  5. I discovered that I am blessed to know more people than I thought, who could have guided me more accurately regarding my price estimate
  6. If I ever solicit help from others, I need to be extremely specific as to my expectations

Overall, I am glad the project is done and cannot wait to see it on television. I received a phone call from one of my bosses while composing this post, inquiring if this was a done deal and if the prop master was pleased with the outcome. I can only assume he was pleased because he paid, unless he has some secret elves stashed somewhere that can crochet the same afghan overnight. My boss surprised me the confident suggestion that I would have been able to complete this project alone. Perhaps that confidence will instill itself within me for future projects. I am blessed to have such thoughtful employers, who allowed me to use the store as a workshop, arriving/leaving outside normal operating hours to work on the afghan.

The name of the afghan should be obvious and comes from the song by Smash Mouth from their 1999 album Astro Lounge.

I Was On Television: KTLA Morning News

Leonardo Aguilar and A Hooker’s World were on KTLA Morning News this morning!

They asked for emails of your latest crafts. I sent in Don’t Let The Stars Get In Your Eyes Shawl and they showed it on television, never thinking it would appear on television. Boy, was I wrong. I almost fell out of my chair when I saw the shawl on television.

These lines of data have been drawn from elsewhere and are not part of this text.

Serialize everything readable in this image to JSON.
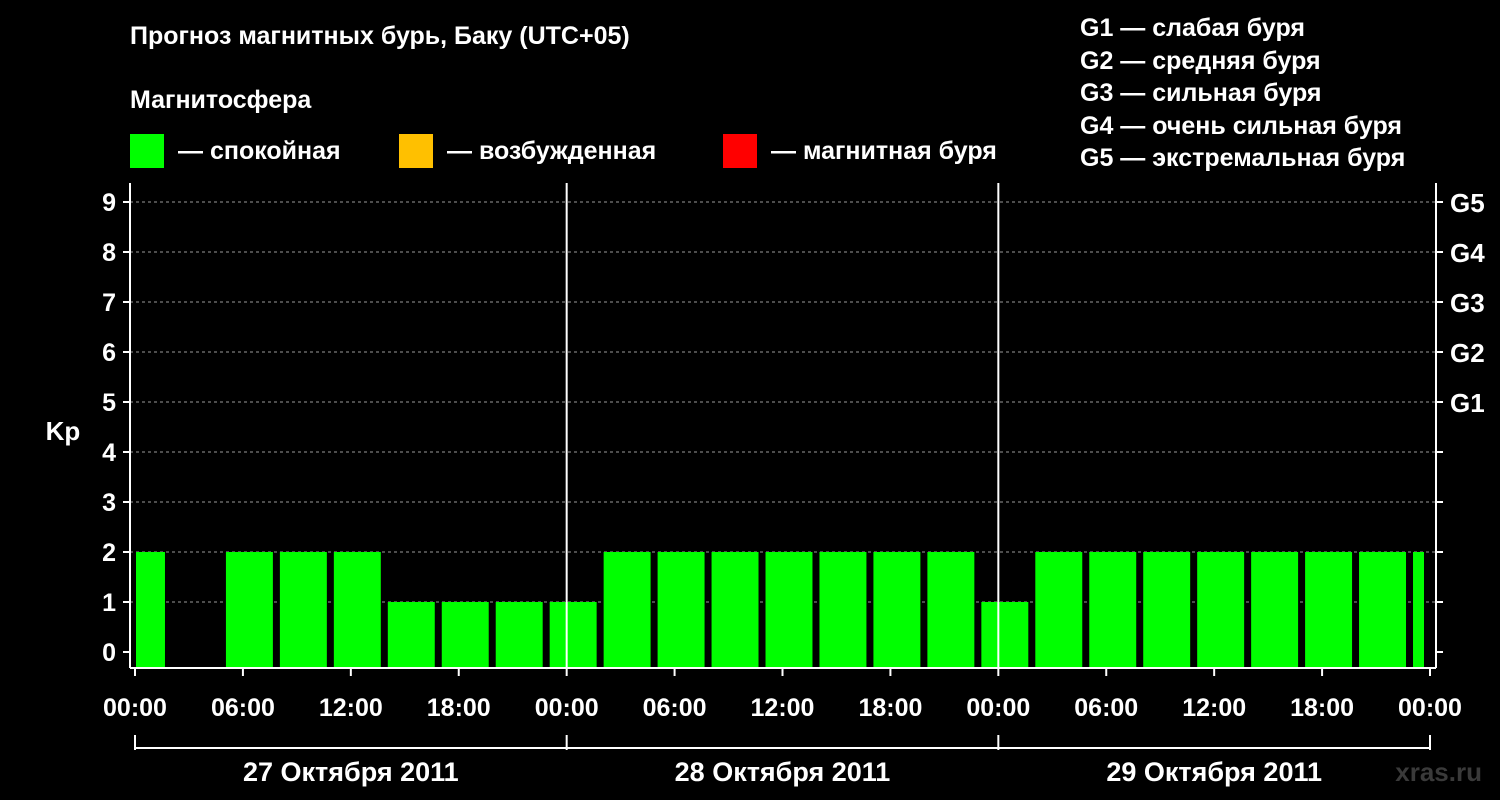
{
  "header": {
    "title": "Прогноз магнитных бурь, Баку (UTC+05)",
    "subtitle": "Магнитосфера"
  },
  "legend": {
    "items": [
      {
        "label": "— спокойная",
        "color": "#00ff00"
      },
      {
        "label": "— возбужденная",
        "color": "#ffc000"
      },
      {
        "label": "— магнитная буря",
        "color": "#ff0000"
      }
    ]
  },
  "g_legend": [
    "G1 — слабая буря",
    "G2 — средняя буря",
    "G3 — сильная буря",
    "G4 — очень сильная буря",
    "G5 — экстремальная буря"
  ],
  "watermark": "xras.ru",
  "chart_data": {
    "type": "bar",
    "ylabel": "Kp",
    "ylim": [
      0,
      9
    ],
    "y_ticks": [
      "0",
      "1",
      "2",
      "3",
      "4",
      "5",
      "6",
      "7",
      "8",
      "9"
    ],
    "right_ticks": [
      {
        "value": 5,
        "label": "G1"
      },
      {
        "value": 6,
        "label": "G2"
      },
      {
        "value": 7,
        "label": "G3"
      },
      {
        "value": 8,
        "label": "G4"
      },
      {
        "value": 9,
        "label": "G5"
      }
    ],
    "x_tick_labels": [
      "00:00",
      "06:00",
      "12:00",
      "18:00",
      "00:00",
      "06:00",
      "12:00",
      "18:00",
      "00:00",
      "06:00",
      "12:00",
      "18:00",
      "00:00"
    ],
    "days": [
      "27 Октября 2011",
      "28 Октября 2011",
      "29 Октября 2011"
    ],
    "grid": true,
    "bar_color": "#00ff00",
    "bars": [
      {
        "start": "27 Октября 2011 00:00",
        "end": "27 Октября 2011 02:00",
        "kp": 2
      },
      {
        "start": "27 Октября 2011 02:00",
        "end": "27 Октября 2011 05:00",
        "kp": 0
      },
      {
        "start": "27 Октября 2011 05:00",
        "end": "27 Октября 2011 08:00",
        "kp": 2
      },
      {
        "start": "27 Октября 2011 08:00",
        "end": "27 Октября 2011 11:00",
        "kp": 2
      },
      {
        "start": "27 Октября 2011 11:00",
        "end": "27 Октября 2011 14:00",
        "kp": 2
      },
      {
        "start": "27 Октября 2011 14:00",
        "end": "27 Октября 2011 17:00",
        "kp": 1
      },
      {
        "start": "27 Октября 2011 17:00",
        "end": "27 Октября 2011 20:00",
        "kp": 1
      },
      {
        "start": "27 Октября 2011 20:00",
        "end": "27 Октября 2011 23:00",
        "kp": 1
      },
      {
        "start": "27 Октября 2011 23:00",
        "end": "28 Октября 2011 02:00",
        "kp": 1
      },
      {
        "start": "28 Октября 2011 02:00",
        "end": "28 Октября 2011 05:00",
        "kp": 2
      },
      {
        "start": "28 Октября 2011 05:00",
        "end": "28 Октября 2011 08:00",
        "kp": 2
      },
      {
        "start": "28 Октября 2011 08:00",
        "end": "28 Октября 2011 11:00",
        "kp": 2
      },
      {
        "start": "28 Октября 2011 11:00",
        "end": "28 Октября 2011 14:00",
        "kp": 2
      },
      {
        "start": "28 Октября 2011 14:00",
        "end": "28 Октября 2011 17:00",
        "kp": 2
      },
      {
        "start": "28 Октября 2011 17:00",
        "end": "28 Октября 2011 20:00",
        "kp": 2
      },
      {
        "start": "28 Октября 2011 20:00",
        "end": "28 Октября 2011 23:00",
        "kp": 2
      },
      {
        "start": "28 Октября 2011 23:00",
        "end": "29 Октября 2011 02:00",
        "kp": 1
      },
      {
        "start": "29 Октября 2011 02:00",
        "end": "29 Октября 2011 05:00",
        "kp": 2
      },
      {
        "start": "29 Октября 2011 05:00",
        "end": "29 Октября 2011 08:00",
        "kp": 2
      },
      {
        "start": "29 Октября 2011 08:00",
        "end": "29 Октября 2011 11:00",
        "kp": 2
      },
      {
        "start": "29 Октября 2011 11:00",
        "end": "29 Октября 2011 14:00",
        "kp": 2
      },
      {
        "start": "29 Октября 2011 14:00",
        "end": "29 Октября 2011 17:00",
        "kp": 2
      },
      {
        "start": "29 Октября 2011 17:00",
        "end": "29 Октября 2011 20:00",
        "kp": 2
      },
      {
        "start": "29 Октября 2011 20:00",
        "end": "29 Октября 2011 23:00",
        "kp": 2
      },
      {
        "start": "29 Октября 2011 23:00",
        "end": "30 Октября 2011 00:00",
        "kp": 2
      }
    ]
  }
}
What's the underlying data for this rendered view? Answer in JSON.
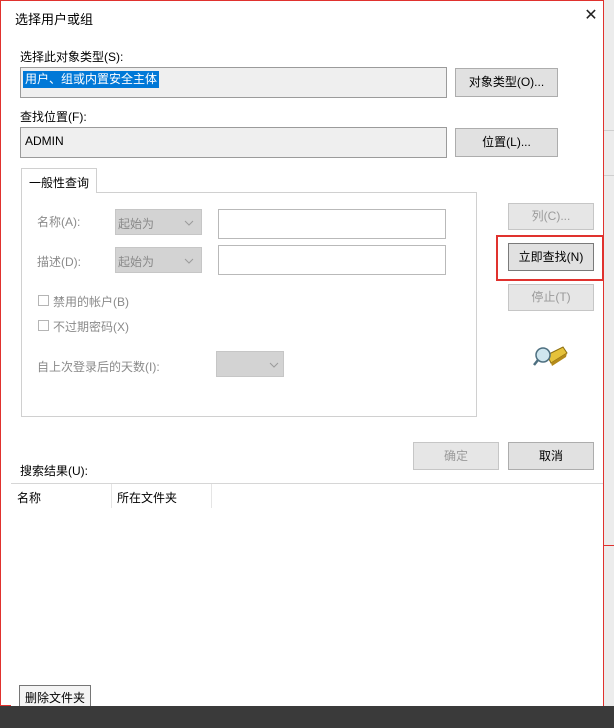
{
  "window": {
    "title": "选择用户或组",
    "close_glyph": "✕"
  },
  "object_type": {
    "label": "选择此对象类型(S):",
    "value": "用户、组或内置安全主体",
    "button": "对象类型(O)..."
  },
  "location": {
    "label": "查找位置(F):",
    "value": "ADMIN",
    "button": "位置(L)..."
  },
  "tab": {
    "label": "一般性查询"
  },
  "query": {
    "name_label": "名称(A):",
    "name_mode": "起始为",
    "desc_label": "描述(D):",
    "desc_mode": "起始为",
    "disabled_accounts": "禁用的帐户(B)",
    "non_expiring_pwd": "不过期密码(X)",
    "days_label": "自上次登录后的天数(I):"
  },
  "buttons": {
    "columns": "列(C)...",
    "find_now": "立即查找(N)",
    "stop": "停止(T)",
    "ok": "确定",
    "cancel": "取消"
  },
  "results": {
    "label": "搜索结果(U):",
    "columns": [
      "名称",
      "所在文件夹"
    ]
  },
  "tooltip": {
    "text": "删除文件夹"
  },
  "colors": {
    "highlight_border": "#e0322e",
    "selection": "#0078d7"
  }
}
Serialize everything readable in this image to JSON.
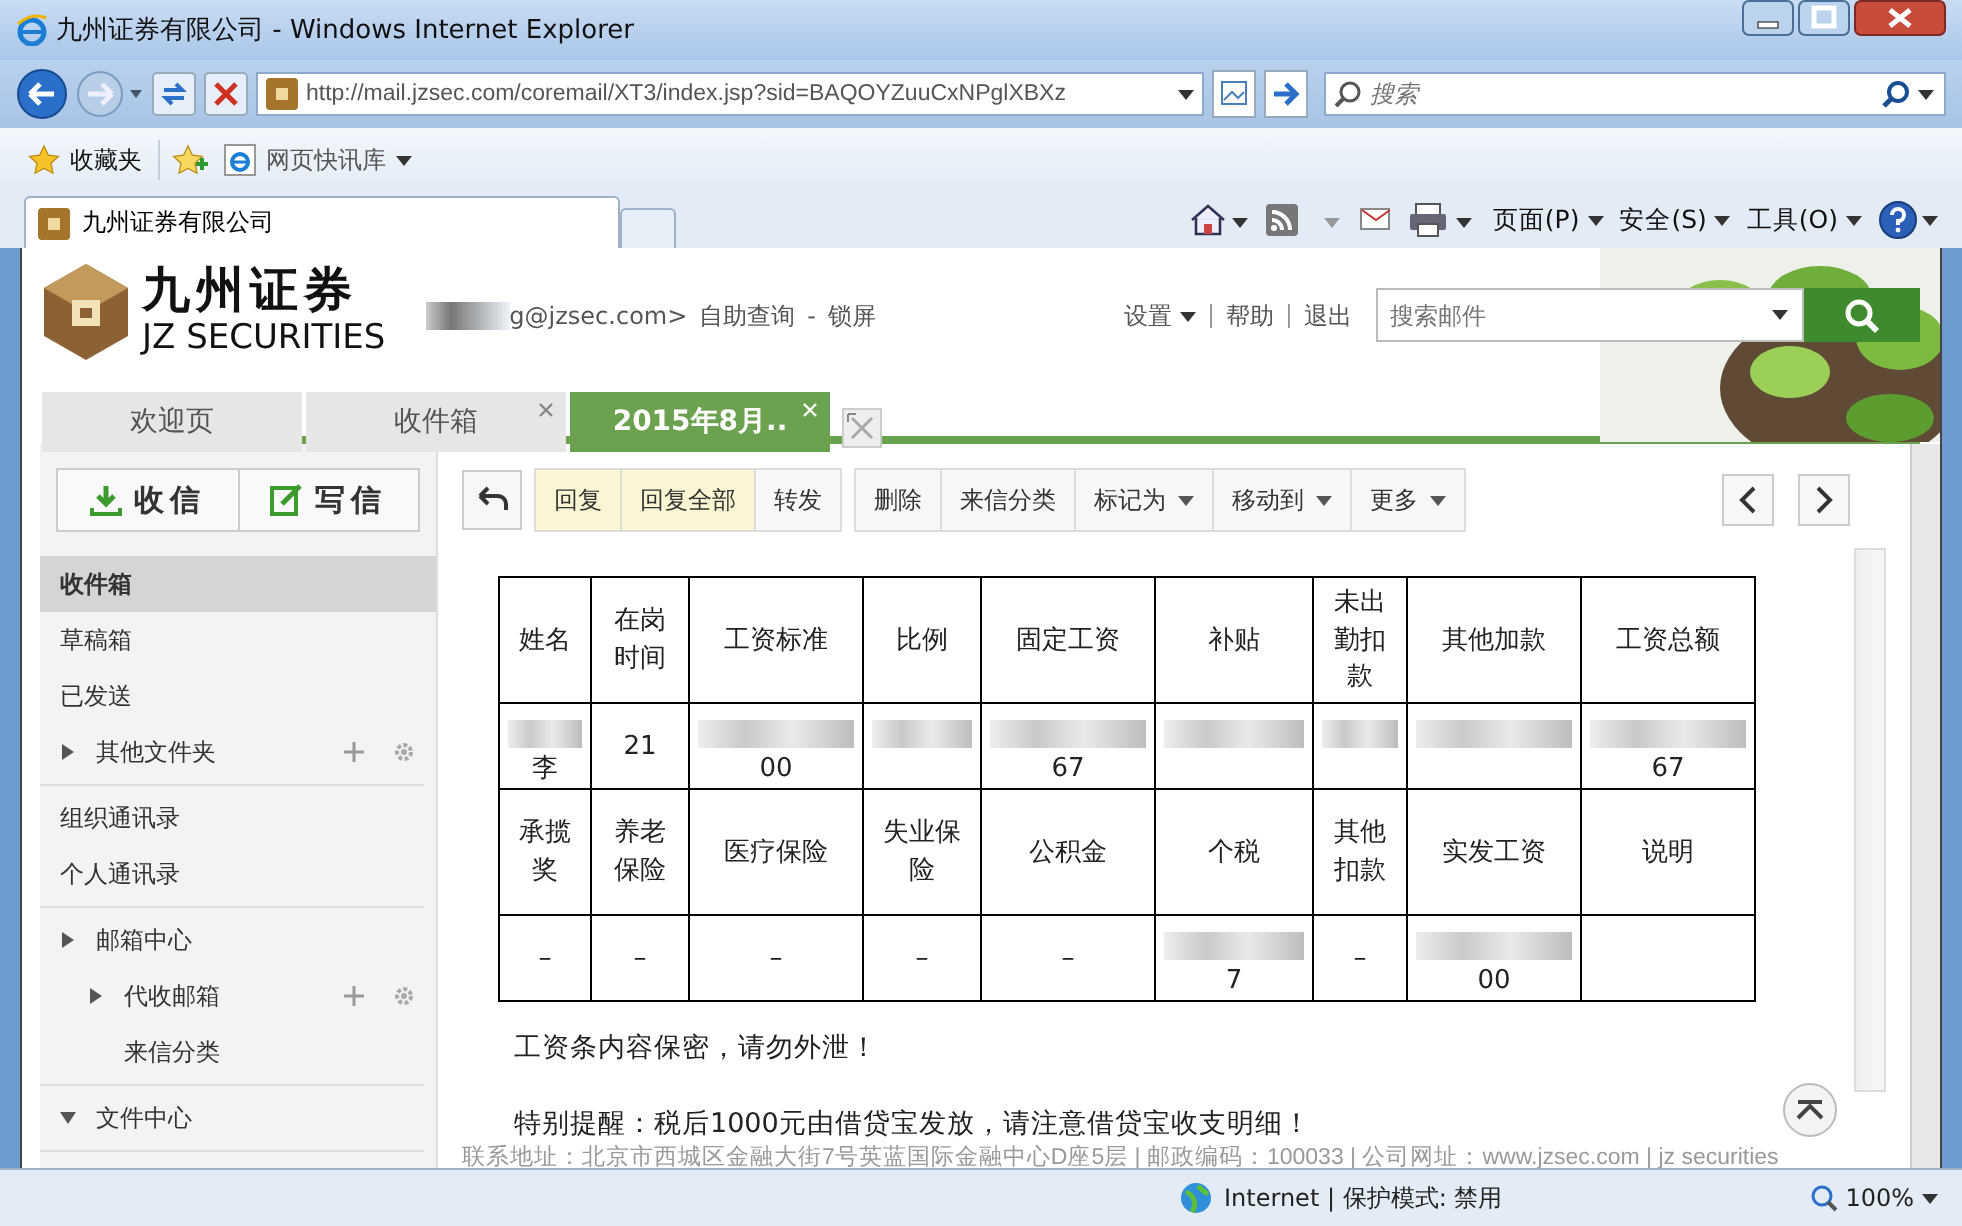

I stopped watching Today over the firing of Anne Curry. I then switched to ABC, but was not much of a fan of the personalities or the fact that the weather did not usually include the beaches, which is where I live. Now, it’s KTLA Morning News for me!

Don't Let The Stars Get In Your Eyes Shawl
©A Hooker’s World